Porkeri Mountains are the hills north of Vágur, named after the village of Porkeri.


Vágur had a football club, which was called VB, it was founded in 1905.[11] In 2005 VB merged with Sumba ÍF to VB/Sumba and in 2010 they founded a new football club, which is called FC Suðuroy. But VB is not completely history yet, the VB women still play handball using the name VB. VB is short for Vágs Bóltfelag. Vágur has a famous swimmer, Pál Joensen, a Freestyle swimmer, won 3 gold medals at the 2008 European Junior Swimming Championships. He has also won gold later, swimming with the adults in 2009 in Moscow and 2010 in South Africa. In August 2010 he won silver at the European Swimming Championships on long course.[12] Pál Joensen is swimming with Susvim, which is a swimming club for Suðuroy. There is a rowing club in Vágur, which is called Vágs Kappróðrarfelag. They have wooden rowing boats in all sizes: Vágbingur is a 10-mannafar, Toftaregin is an 8-mannafar, Smyril is a 6-mannafar and Royndin Fríða is a 5-mannafar.[13]


Municipal councilEdit

Vágur's municipal council consists of 9 members, elected every four years.

Election Party Total
Turnout Elected
2016 2 3 4 9 88.1% Dennis Holm (E)
Data from Kvf.fo

Photos from VágurEdit

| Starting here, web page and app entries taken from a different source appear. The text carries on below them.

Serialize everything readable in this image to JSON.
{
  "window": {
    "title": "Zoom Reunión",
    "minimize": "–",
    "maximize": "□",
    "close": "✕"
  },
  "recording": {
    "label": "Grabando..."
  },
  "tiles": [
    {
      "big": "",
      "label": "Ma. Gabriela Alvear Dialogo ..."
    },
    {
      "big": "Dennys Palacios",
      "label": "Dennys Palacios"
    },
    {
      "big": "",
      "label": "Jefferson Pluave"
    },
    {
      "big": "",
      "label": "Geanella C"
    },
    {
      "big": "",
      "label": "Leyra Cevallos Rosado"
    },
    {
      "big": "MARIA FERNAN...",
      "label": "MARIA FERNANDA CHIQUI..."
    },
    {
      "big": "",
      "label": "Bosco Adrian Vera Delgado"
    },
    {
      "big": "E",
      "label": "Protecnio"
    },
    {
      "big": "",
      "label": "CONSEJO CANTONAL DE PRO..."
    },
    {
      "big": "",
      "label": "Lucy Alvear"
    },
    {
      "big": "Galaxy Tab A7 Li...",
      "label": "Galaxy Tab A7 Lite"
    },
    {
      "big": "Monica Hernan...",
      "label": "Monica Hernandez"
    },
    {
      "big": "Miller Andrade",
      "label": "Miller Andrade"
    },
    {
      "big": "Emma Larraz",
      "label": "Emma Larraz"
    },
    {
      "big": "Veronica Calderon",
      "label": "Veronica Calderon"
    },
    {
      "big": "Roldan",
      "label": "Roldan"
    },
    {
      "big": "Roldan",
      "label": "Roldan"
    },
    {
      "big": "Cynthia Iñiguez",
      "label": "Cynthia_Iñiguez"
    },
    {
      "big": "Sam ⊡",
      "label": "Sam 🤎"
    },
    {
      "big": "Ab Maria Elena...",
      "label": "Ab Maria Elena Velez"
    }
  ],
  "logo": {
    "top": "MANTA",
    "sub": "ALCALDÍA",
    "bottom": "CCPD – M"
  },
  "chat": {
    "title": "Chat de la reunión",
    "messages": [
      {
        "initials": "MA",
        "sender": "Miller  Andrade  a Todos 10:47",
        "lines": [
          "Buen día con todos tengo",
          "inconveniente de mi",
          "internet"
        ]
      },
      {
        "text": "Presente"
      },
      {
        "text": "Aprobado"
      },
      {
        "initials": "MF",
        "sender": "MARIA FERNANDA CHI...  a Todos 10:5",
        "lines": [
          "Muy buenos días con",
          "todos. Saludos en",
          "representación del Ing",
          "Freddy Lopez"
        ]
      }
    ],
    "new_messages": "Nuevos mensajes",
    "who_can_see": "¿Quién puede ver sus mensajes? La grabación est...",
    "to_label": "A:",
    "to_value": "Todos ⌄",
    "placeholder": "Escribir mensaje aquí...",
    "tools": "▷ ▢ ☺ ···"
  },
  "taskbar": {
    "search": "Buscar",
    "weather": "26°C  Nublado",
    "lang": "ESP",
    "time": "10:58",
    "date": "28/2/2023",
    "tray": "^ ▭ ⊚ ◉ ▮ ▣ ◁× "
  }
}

See alsoEdit


  1. ^ Statistical Database of the Faroe
  2. ^ Vagur.fo, Shops
  3. ^ Vagur.fo, Vágs Havn (The Harbour)
  4. ^ Flickr.com a photo of a paper from the museum with ship models of
  5. ^ Storapakkhus.com Søgan (The history) in Faroese
  6. ^ Swaney, Deanna (June 1999) [1991]. Iceland, Greenland & the Faroe Islands (3rd ed.). Lonely Planet Publications. ISBN 0-86442-453-1. Check date values in: |year= / |date= mismatch (help)
  7. ^ Portal.fo, 200 ár síðan Nólsoyar Páll doyði (in Faroese)
  8. ^ SEV.fo, The Hydro Electric Power Plant in Botnur
  9. ^ Tráðbanin (archive)
  10. ^ RuthSmithSavn.com
  11. ^ ISF.fo (in Faroese)
  12. ^ Omegatiming.com Budapest 2010, Men's 1500m Freestyle Archived 2010-08-21 at the Wayback Machine
  13. ^ Facebook.com, Vágs Kappróðrarfelag

External linksEdit